* SUPPLIED MATERIAL *

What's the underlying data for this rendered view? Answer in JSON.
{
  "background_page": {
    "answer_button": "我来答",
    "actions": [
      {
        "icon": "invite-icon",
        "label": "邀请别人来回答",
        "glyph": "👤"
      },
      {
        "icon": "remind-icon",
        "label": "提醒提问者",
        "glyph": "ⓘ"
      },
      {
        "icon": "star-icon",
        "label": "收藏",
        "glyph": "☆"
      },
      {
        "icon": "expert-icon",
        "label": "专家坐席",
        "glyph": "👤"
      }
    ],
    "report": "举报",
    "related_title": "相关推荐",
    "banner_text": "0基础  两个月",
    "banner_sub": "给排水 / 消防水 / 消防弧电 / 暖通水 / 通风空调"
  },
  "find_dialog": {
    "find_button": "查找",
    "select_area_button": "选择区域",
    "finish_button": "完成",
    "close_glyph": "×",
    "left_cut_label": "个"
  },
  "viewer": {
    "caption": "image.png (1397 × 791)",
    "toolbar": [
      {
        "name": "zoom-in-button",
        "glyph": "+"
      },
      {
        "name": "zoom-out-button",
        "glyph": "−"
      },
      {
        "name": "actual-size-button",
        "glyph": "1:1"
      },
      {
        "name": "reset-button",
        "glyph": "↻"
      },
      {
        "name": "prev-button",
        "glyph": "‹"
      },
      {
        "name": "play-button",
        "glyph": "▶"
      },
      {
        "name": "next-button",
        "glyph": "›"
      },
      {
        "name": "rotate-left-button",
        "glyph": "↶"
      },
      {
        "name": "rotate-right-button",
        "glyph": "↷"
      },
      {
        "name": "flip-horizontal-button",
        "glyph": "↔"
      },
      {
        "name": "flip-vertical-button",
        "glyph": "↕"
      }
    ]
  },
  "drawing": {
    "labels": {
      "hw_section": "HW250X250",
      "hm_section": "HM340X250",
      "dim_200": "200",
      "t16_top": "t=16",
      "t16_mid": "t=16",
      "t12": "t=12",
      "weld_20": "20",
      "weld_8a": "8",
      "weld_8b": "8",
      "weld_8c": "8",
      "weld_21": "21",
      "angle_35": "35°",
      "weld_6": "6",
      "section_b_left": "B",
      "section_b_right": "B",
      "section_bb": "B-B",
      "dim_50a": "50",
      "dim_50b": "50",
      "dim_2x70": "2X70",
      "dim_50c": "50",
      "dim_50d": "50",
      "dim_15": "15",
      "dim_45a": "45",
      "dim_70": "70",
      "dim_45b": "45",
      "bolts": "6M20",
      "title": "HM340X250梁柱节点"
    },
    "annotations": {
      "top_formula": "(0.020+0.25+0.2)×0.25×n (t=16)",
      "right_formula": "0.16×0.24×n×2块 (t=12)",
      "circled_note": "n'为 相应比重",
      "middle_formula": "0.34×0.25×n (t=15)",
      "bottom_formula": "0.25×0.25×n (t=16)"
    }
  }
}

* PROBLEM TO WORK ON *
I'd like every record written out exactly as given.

* TASK ANSWER *
What's the underlying data for this rendered view? Answer in JSON.
{
  "background_page": {
    "answer_button": "我来答",
    "actions": [
      {
        "icon": "invite-icon",
        "label": "邀请别人来回答",
        "glyph": "👤"
      },
      {
        "icon": "remind-icon",
        "label": "提醒提问者",
        "glyph": "ⓘ"
      },
      {
        "icon": "star-icon",
        "label": "收藏",
        "glyph": "☆"
      },
      {
        "icon": "expert-icon",
        "label": "专家坐席",
        "glyph": "👤"
      }
    ],
    "report": "举报",
    "related_title": "相关推荐",
    "banner_text": "0基础  两个月",
    "banner_sub": "给排水 / 消防水 / 消防弧电 / 暖通水 / 通风空调"
  },
  "find_dialog": {
    "find_button": "查找",
    "select_area_button": "选择区域",
    "finish_button": "完成",
    "close_glyph": "×",
    "left_cut_label": "个"
  },
  "viewer": {
    "caption": "image.png (1397 × 791)",
    "toolbar": [
      {
        "name": "zoom-in-button",
        "glyph": "+"
      },
      {
        "name": "zoom-out-button",
        "glyph": "−"
      },
      {
        "name": "actual-size-button",
        "glyph": "1:1"
      },
      {
        "name": "reset-button",
        "glyph": "↻"
      },
      {
        "name": "prev-button",
        "glyph": "‹"
      },
      {
        "name": "play-button",
        "glyph": "▶"
      },
      {
        "name": "next-button",
        "glyph": "›"
      },
      {
        "name": "rotate-left-button",
        "glyph": "↶"
      },
      {
        "name": "rotate-right-button",
        "glyph": "↷"
      },
      {
        "name": "flip-horizontal-button",
        "glyph": "↔"
      },
      {
        "name": "flip-vertical-button",
        "glyph": "↕"
      }
    ]
  },
  "drawing": {
    "labels": {
      "hw_section": "HW250X250",
      "hm_section": "HM340X250",
      "dim_200": "200",
      "t16_top": "t=16",
      "t16_mid": "t=16",
      "t12": "t=12",
      "weld_20": "20",
      "weld_8a": "8",
      "weld_8b": "8",
      "weld_8c": "8",
      "weld_21": "21",
      "angle_35": "35°",
      "weld_6": "6",
      "section_b_left": "B",
      "section_b_right": "B",
      "section_bb": "B-B",
      "dim_50a": "50",
      "dim_50b": "50",
      "dim_2x70": "2X70",
      "dim_50c": "50",
      "dim_50d": "50",
      "dim_15": "15",
      "dim_45a": "45",
      "dim_70": "70",
      "dim_45b": "45",
      "bolts": "6M20",
      "title": "HM340X250梁柱节点"
    },
    "annotations": {
      "top_formula": "(0.020+0.25+0.2)×0.25×n (t=16)",
      "right_formula": "0.16×0.24×n×2块 (t=12)",
      "circled_note": "n'为 相应比重",
      "middle_formula": "0.34×0.25×n (t=15)",
      "bottom_formula": "0.25×0.25×n (t=16)"
    }
  }
}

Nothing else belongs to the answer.